in Luther's study on the Wartburg is difficult for practical minds to see the nearly the same as those in common use gold. Their furnaces do not always now, only with some changes, which his separate the gold from the dross. The inventive genius suggested. The wagons, ore in some of their works gives us harness and general farming implements more trouble than we are willing to beare the very opposites of practical stow. utility. They point to a period when They have a different national and the first crude conceptions of agricultu- social temperament; the surface is like ral art struggled for expression. Some a waveless calm, while there is often a of their tools show a supreme contempt wild and fearful commotion underfor all mechanical laws, excellent only neath. It is so now. Germany is appato increase the labor, and diminish the rently in a state of tranquillity. Yet I power to perform it. Their churches, see under-currents and repressed pashouses, habits, customs, all are old and sions, which, should they boil to the fixed.

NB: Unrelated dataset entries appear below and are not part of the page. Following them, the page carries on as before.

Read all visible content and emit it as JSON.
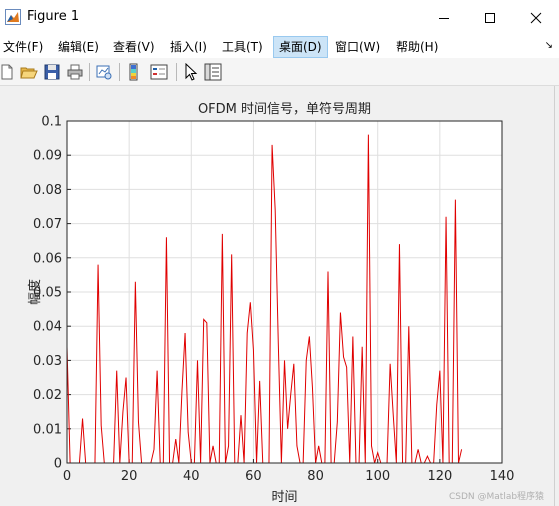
{
  "window": {
    "title": "Figure 1"
  },
  "menu": {
    "items": [
      {
        "label": "文件(F)"
      },
      {
        "label": "编辑(E)"
      },
      {
        "label": "查看(V)"
      },
      {
        "label": "插入(I)"
      },
      {
        "label": "工具(T)"
      },
      {
        "label": "桌面(D)"
      },
      {
        "label": "窗口(W)"
      },
      {
        "label": "帮助(H)"
      }
    ],
    "overflow_icon": "chevron-right-icon"
  },
  "toolbar": {
    "icons": [
      "new-figure-icon",
      "open-file-icon",
      "save-icon",
      "print-icon",
      "link-plot-icon",
      "insert-colorbar-icon",
      "insert-legend-icon",
      "pointer-icon",
      "property-inspector-icon"
    ]
  },
  "colors": {
    "line": "#e00000",
    "grid": "#dfdfdf",
    "axes_bg": "#ffffff",
    "figure_bg": "#f0f0f0",
    "menu_active": "#cce4f7"
  },
  "chart_data": {
    "type": "line",
    "title": "OFDM 时间信号，单符号周期",
    "xlabel": "时间",
    "ylabel": "幅度",
    "xlim": [
      0,
      140
    ],
    "ylim": [
      0,
      0.1
    ],
    "xticks": [
      "0",
      "20",
      "40",
      "60",
      "80",
      "100",
      "120",
      "140"
    ],
    "yticks": [
      "0",
      "0.01",
      "0.02",
      "0.03",
      "0.04",
      "0.05",
      "0.06",
      "0.07",
      "0.08",
      "0.09",
      "0.1"
    ],
    "grid": true,
    "series": [
      {
        "color": "#e00000",
        "x": [
          0,
          1,
          2,
          3,
          4,
          5,
          6,
          7,
          8,
          9,
          10,
          11,
          12,
          13,
          14,
          15,
          16,
          17,
          18,
          19,
          20,
          21,
          22,
          23,
          24,
          25,
          26,
          27,
          28,
          29,
          30,
          31,
          32,
          33,
          34,
          35,
          36,
          37,
          38,
          39,
          40,
          41,
          42,
          43,
          44,
          45,
          46,
          47,
          48,
          49,
          50,
          51,
          52,
          53,
          54,
          55,
          56,
          57,
          58,
          59,
          60,
          61,
          62,
          63,
          64,
          65,
          66,
          67,
          68,
          69,
          70,
          71,
          72,
          73,
          74,
          75,
          76,
          77,
          78,
          79,
          80,
          81,
          82,
          83,
          84,
          85,
          86,
          87,
          88,
          89,
          90,
          91,
          92,
          93,
          94,
          95,
          96,
          97,
          98,
          99,
          100,
          101,
          102,
          103,
          104,
          105,
          106,
          107,
          108,
          109,
          110,
          111,
          112,
          113,
          114,
          115,
          116,
          117,
          118,
          119,
          120,
          121,
          122,
          123,
          124,
          125,
          126,
          127
        ],
        "y": [
          0.034,
          0,
          0,
          0,
          0,
          0.013,
          0,
          0,
          0,
          0,
          0.058,
          0.011,
          0,
          0,
          0,
          0,
          0.027,
          0,
          0.015,
          0.025,
          0,
          0,
          0.053,
          0.012,
          0,
          0,
          0,
          0,
          0.004,
          0.027,
          0,
          0,
          0.066,
          0,
          0,
          0.007,
          0,
          0.021,
          0.038,
          0.009,
          0,
          0,
          0.03,
          0,
          0.042,
          0.041,
          0,
          0.005,
          0,
          0,
          0.067,
          0,
          0.005,
          0.061,
          0,
          0,
          0.014,
          0,
          0.038,
          0.047,
          0.033,
          0,
          0.024,
          0,
          0,
          0,
          0.093,
          0.074,
          0.035,
          0,
          0.03,
          0.01,
          0.02,
          0.029,
          0.005,
          0,
          0,
          0.03,
          0.037,
          0.022,
          0,
          0.005,
          0,
          0,
          0.056,
          0,
          0,
          0.012,
          0.044,
          0.031,
          0.028,
          0,
          0.037,
          0,
          0,
          0.034,
          0,
          0.096,
          0.005,
          0,
          0.003,
          0,
          0,
          0,
          0.029,
          0.014,
          0,
          0.064,
          0,
          0,
          0.04,
          0,
          0,
          0.004,
          0,
          0,
          0.002,
          0,
          0,
          0.017,
          0.027,
          0,
          0.072,
          0,
          0,
          0.077,
          0,
          0.004
        ]
      }
    ]
  },
  "watermark": "CSDN @Matlab程序猿"
}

surface, would raise another tempest The Germans take more time for whose waves and surges would lash everything than we do. They take upon every shore of Europe. With us, more time to eat, more time to drink, everything, good and evil, moves and more time to labor, more time to rest ripples at once to the surface. We have and enjoy. They are slower in good, not yet been taught the art of concealand slower in eyil.
ing the passions. We make no secret The man of riper years can live on of our weaknesses. A slight gale in the the result of his past labors. So Ger- political firmament will stir up a short many has a fund of mental energy, a bluster, in the form of a local riot, or a literary vitality, which neither admits Faneuil Hall indignation meeting, to nor requires any of this helter-skelter, permit the escape of popular foam. time-saving method of acquiring great Germany is not irritable, though its subends.
jects are characteristically so. Its The literature and life of Germany powers of endurance are astonishing. are peculiar. Ours is more like a An old, full-grown dog seldom notices stream, shallow, broad and brawling: the barking and biting of young pupTheirs like one that flows narrow and pies. And when it does turn, it is with deep. We are practical, they profound. the dignity and ripe experience of age. Both united, make a consistent and use- Our progress and success in the meful compound. Both have their ad-chanical arts, and the constant demand vantages and dangers. Shallow streams for them, excites and nourishes a pasare only for light boats, and when they sion for the practical, at the expense of are upset in a gale, we have a hope to the profound. The study of the mereach bottom. Deep streams are more chanical and material, monopolizes the navigable, but many sink therein to field of investigation. We are prone to rise no more. We are too much given forget that however important laborto a certain (vielwisserei) intelligence, savers, time-savers, and distance-annihiwhich would know everything: Some lators are, that the steam engine and of our authors write and talk about electric telegraph will hardly regenerate things in the heavens, on the earth, and society. In the great sum of means under the earth. Write a book in a few they have their relative worth ; but months, which will run through several ideas mould mankind. But here, many editions before the end of the year. are profound to a fault. They dive so Here a man will spend a long life-time deeply, that they are mostly beyond in writing on a Greek article, or in hearing distance of those for whom they spinning out the web of one idea ; and write. They expect men to receive their perhaps even leave that but half finished metal in the mine, instead of bringing when he dies. We, in our youthful it up to the surface. Still, in point of hurry, pick up grains of truth on the originality, productiveness and solid surface, and we sow them again on the erudition, they are far our superiors. surface. The Germans are the miners It would be blindness to deny this. in literature and science. They bur- And indeed this need not excite our row among the ore, and the abundance jealousy, for it would be a great shame of this in some of their works makes it lif they were not. Let us once have five